Recorded data →
•••••
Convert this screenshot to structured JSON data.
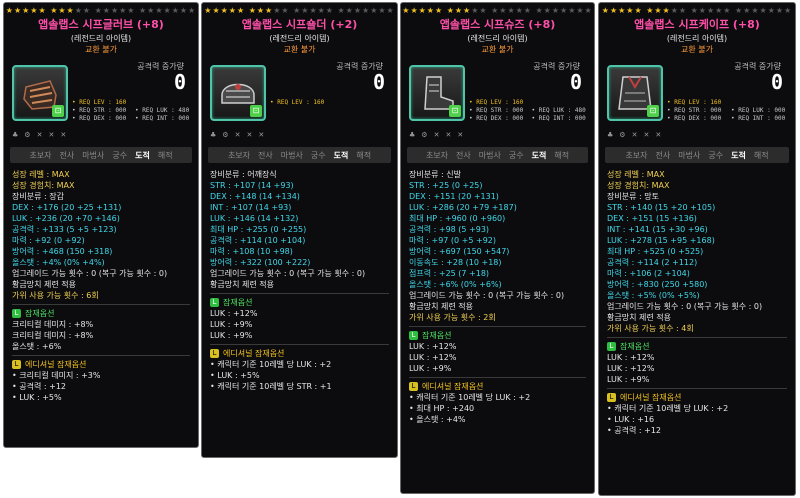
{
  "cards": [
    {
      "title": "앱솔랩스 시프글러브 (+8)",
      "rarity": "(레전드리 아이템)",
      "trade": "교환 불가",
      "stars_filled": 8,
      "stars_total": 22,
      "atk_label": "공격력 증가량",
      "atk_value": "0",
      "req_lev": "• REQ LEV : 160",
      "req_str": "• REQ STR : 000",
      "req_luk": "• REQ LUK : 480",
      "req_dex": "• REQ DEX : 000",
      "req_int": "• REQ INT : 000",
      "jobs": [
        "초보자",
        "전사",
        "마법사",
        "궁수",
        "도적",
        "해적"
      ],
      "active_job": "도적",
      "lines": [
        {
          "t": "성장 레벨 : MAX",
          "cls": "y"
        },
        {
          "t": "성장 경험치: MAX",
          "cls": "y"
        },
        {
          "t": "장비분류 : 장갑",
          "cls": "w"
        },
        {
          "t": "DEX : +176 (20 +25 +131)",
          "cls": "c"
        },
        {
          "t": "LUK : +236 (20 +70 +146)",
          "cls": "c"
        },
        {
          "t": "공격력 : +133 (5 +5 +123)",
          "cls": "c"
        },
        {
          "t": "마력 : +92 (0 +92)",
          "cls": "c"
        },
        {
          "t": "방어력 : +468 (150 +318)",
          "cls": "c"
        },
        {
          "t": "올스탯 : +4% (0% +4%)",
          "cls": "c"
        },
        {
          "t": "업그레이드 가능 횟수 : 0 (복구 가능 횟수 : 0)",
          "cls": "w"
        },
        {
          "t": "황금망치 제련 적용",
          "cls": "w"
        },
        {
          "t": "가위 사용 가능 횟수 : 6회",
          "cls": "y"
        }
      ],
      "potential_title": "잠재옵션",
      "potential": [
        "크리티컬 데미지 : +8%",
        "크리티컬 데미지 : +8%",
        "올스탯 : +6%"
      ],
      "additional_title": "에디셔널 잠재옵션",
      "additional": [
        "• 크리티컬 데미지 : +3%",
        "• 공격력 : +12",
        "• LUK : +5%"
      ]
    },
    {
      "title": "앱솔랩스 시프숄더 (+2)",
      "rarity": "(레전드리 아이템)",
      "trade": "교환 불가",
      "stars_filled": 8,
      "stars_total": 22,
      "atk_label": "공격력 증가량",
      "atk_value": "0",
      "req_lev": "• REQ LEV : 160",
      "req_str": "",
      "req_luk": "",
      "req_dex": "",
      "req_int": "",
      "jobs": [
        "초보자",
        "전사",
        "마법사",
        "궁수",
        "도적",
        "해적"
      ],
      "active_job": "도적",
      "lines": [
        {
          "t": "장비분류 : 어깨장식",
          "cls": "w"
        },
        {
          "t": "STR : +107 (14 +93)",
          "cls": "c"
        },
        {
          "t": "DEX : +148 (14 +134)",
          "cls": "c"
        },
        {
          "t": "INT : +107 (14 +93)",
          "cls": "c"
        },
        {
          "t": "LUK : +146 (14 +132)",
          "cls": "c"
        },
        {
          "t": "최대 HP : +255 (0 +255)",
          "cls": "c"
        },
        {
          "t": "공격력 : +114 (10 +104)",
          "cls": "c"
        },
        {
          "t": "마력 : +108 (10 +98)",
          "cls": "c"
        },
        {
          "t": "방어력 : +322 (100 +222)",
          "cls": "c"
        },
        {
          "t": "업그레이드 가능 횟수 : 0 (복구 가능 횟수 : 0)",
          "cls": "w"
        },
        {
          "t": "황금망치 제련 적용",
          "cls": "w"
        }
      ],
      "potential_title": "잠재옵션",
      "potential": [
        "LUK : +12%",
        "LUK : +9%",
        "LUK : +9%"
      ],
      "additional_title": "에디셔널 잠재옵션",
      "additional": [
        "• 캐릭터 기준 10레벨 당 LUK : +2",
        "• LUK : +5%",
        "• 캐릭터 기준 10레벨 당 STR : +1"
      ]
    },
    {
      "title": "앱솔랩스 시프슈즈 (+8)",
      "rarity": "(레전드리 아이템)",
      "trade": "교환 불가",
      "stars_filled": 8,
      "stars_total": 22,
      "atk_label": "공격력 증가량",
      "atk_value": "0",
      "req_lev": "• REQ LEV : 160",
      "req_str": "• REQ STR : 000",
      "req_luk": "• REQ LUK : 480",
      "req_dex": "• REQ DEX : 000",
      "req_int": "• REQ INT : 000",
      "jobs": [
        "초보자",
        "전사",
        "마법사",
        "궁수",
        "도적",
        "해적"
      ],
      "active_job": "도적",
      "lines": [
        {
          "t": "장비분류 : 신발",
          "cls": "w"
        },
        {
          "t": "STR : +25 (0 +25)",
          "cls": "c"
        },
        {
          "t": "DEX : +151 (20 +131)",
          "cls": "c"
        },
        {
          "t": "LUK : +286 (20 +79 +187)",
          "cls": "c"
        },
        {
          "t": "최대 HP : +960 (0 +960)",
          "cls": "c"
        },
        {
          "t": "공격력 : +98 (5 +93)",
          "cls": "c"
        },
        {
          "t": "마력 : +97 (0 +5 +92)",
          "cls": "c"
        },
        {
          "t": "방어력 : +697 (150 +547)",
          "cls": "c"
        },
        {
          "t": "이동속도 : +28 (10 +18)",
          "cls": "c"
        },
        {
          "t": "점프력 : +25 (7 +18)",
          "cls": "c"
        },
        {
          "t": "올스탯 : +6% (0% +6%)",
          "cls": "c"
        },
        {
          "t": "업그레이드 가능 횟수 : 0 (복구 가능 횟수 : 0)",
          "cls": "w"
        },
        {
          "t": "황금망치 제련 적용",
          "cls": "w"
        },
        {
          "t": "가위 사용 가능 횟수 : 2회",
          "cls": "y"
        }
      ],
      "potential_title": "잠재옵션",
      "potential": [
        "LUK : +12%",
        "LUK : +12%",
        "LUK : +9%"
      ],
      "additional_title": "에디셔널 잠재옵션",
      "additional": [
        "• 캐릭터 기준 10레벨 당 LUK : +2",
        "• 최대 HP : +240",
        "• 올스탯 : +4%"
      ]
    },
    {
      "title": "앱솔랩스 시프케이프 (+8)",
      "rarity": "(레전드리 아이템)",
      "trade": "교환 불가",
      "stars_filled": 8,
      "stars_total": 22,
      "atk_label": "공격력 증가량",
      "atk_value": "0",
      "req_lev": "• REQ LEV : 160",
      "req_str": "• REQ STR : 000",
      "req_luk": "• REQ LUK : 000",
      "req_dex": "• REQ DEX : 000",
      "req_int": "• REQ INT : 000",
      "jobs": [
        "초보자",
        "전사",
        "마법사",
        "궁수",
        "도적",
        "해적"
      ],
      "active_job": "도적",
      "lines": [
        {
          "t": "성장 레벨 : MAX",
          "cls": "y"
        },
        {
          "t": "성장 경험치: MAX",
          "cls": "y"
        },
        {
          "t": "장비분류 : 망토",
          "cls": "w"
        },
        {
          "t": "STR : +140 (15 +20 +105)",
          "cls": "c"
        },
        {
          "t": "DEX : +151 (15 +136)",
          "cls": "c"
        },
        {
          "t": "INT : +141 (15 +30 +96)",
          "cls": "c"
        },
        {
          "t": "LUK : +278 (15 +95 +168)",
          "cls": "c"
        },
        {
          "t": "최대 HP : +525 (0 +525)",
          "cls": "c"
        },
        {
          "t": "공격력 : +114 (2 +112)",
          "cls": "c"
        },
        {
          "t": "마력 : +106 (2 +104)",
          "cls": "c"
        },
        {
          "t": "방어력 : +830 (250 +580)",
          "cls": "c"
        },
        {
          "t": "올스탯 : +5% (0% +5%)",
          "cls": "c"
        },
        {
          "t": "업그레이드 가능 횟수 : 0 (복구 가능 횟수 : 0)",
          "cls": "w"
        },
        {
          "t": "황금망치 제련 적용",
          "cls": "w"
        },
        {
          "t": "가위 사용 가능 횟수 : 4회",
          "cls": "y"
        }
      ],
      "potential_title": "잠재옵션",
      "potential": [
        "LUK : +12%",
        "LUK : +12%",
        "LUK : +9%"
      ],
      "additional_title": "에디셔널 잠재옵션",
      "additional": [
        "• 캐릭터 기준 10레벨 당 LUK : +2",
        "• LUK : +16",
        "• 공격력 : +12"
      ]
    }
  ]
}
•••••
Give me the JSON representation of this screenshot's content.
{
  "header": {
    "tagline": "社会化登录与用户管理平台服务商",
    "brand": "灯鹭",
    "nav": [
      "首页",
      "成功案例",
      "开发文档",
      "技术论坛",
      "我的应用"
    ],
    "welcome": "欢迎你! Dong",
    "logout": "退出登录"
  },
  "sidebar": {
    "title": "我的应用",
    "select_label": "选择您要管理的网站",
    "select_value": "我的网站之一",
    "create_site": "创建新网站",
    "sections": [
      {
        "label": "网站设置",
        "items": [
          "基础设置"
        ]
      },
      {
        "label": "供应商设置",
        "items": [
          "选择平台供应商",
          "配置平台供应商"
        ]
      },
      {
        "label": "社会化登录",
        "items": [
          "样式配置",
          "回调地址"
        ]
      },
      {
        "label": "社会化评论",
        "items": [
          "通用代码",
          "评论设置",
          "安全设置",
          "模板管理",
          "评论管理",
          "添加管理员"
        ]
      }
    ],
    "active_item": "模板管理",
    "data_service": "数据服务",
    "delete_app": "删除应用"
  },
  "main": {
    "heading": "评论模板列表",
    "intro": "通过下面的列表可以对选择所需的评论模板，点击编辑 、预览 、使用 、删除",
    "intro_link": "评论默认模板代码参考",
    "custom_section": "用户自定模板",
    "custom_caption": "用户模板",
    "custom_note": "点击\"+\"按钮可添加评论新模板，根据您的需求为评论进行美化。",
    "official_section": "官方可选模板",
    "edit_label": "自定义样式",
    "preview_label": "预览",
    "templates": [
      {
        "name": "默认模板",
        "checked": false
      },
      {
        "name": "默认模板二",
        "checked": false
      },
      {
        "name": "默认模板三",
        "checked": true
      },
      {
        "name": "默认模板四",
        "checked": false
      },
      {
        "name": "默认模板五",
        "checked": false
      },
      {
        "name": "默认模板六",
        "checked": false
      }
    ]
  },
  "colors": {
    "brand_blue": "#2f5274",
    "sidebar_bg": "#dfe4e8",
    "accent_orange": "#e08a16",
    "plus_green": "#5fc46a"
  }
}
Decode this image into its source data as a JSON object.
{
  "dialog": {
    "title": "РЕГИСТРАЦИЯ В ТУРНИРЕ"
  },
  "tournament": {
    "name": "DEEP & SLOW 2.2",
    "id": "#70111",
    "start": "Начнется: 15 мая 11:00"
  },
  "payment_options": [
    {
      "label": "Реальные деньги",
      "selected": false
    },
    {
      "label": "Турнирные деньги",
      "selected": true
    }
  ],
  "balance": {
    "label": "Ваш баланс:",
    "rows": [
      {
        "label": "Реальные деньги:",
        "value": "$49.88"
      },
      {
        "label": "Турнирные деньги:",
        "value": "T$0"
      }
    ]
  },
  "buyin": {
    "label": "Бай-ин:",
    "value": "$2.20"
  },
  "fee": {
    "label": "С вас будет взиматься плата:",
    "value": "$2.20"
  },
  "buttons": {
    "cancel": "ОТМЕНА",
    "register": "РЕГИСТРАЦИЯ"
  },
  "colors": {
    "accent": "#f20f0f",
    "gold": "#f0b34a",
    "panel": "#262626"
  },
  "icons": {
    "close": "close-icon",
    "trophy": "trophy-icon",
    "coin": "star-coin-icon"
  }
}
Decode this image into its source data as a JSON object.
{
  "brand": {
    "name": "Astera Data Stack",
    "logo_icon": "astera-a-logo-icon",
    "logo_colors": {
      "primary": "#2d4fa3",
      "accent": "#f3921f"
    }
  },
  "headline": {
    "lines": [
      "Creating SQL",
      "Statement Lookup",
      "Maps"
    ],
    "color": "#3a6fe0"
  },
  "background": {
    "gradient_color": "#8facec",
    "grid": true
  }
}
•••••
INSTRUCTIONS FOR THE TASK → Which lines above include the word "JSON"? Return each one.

RESPONSE FOR THIS EXERCISE →
Convert this screenshot to structured JSON data.
Give me the JSON representation of this screenshot's content.
Decode this image into its source data as a JSON object.
Decode this image into its source data as a JSON object.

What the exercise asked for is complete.